Your instructions: Set down the entries exactly. No line may differ from its source.
(Beginning of Source material)
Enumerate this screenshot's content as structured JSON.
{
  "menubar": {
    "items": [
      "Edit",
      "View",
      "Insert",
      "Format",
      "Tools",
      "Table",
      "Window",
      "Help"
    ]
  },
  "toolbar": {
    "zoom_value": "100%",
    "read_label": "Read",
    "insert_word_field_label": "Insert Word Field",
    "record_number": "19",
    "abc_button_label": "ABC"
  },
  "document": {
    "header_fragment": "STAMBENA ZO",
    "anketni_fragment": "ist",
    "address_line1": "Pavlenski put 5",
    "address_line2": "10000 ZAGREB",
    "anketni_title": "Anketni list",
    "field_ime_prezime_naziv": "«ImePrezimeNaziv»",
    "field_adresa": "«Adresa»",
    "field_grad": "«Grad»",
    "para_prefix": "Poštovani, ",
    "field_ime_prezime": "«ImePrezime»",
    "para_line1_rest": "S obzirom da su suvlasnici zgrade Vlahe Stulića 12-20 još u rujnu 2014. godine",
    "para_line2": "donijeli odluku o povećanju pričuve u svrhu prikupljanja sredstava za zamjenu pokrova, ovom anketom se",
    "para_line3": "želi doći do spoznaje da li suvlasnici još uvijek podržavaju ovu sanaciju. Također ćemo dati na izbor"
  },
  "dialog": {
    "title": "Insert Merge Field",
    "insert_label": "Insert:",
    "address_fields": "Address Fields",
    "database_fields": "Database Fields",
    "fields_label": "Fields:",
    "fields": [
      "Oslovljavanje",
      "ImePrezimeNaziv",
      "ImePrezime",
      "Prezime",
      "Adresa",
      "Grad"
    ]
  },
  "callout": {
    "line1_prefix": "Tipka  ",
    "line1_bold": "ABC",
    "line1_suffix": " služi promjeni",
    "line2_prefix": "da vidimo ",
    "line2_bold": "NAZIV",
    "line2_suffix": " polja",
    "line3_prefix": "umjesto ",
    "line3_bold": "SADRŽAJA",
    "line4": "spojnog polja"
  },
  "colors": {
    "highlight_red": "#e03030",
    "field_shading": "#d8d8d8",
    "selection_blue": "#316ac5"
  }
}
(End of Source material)
Reply:
Enumerate this screenshot's content as structured JSON.
{
  "menubar": {
    "items": [
      "Edit",
      "View",
      "Insert",
      "Format",
      "Tools",
      "Table",
      "Window",
      "Help"
    ]
  },
  "toolbar": {
    "zoom_value": "100%",
    "read_label": "Read",
    "insert_word_field_label": "Insert Word Field",
    "record_number": "19",
    "abc_button_label": "ABC"
  },
  "document": {
    "header_fragment": "STAMBENA ZO",
    "anketni_fragment": "ist",
    "address_line1": "Pavlenski put 5",
    "address_line2": "10000 ZAGREB",
    "anketni_title": "Anketni list",
    "field_ime_prezime_naziv": "«ImePrezimeNaziv»",
    "field_adresa": "«Adresa»",
    "field_grad": "«Grad»",
    "para_prefix": "Poštovani, ",
    "field_ime_prezime": "«ImePrezime»",
    "para_line1_rest": "S obzirom da su suvlasnici zgrade Vlahe Stulića 12-20 još u rujnu 2014. godine",
    "para_line2": "donijeli odluku o povećanju pričuve u svrhu prikupljanja sredstava za zamjenu pokrova, ovom anketom se",
    "para_line3": "želi doći do spoznaje da li suvlasnici još uvijek podržavaju ovu sanaciju. Također ćemo dati na izbor"
  },
  "dialog": {
    "title": "Insert Merge Field",
    "insert_label": "Insert:",
    "address_fields": "Address Fields",
    "database_fields": "Database Fields",
    "fields_label": "Fields:",
    "fields": [
      "Oslovljavanje",
      "ImePrezimeNaziv",
      "ImePrezime",
      "Prezime",
      "Adresa",
      "Grad"
    ]
  },
  "callout": {
    "line1_prefix": "Tipka  ",
    "line1_bold": "ABC",
    "line1_suffix": " služi promjeni",
    "line2_prefix": "da vidimo ",
    "line2_bold": "NAZIV",
    "line2_suffix": " polja",
    "line3_prefix": "umjesto ",
    "line3_bold": "SADRŽAJA",
    "line4": "spojnog polja"
  },
  "colors": {
    "highlight_red": "#e03030",
    "field_shading": "#d8d8d8",
    "selection_blue": "#316ac5"
  }
}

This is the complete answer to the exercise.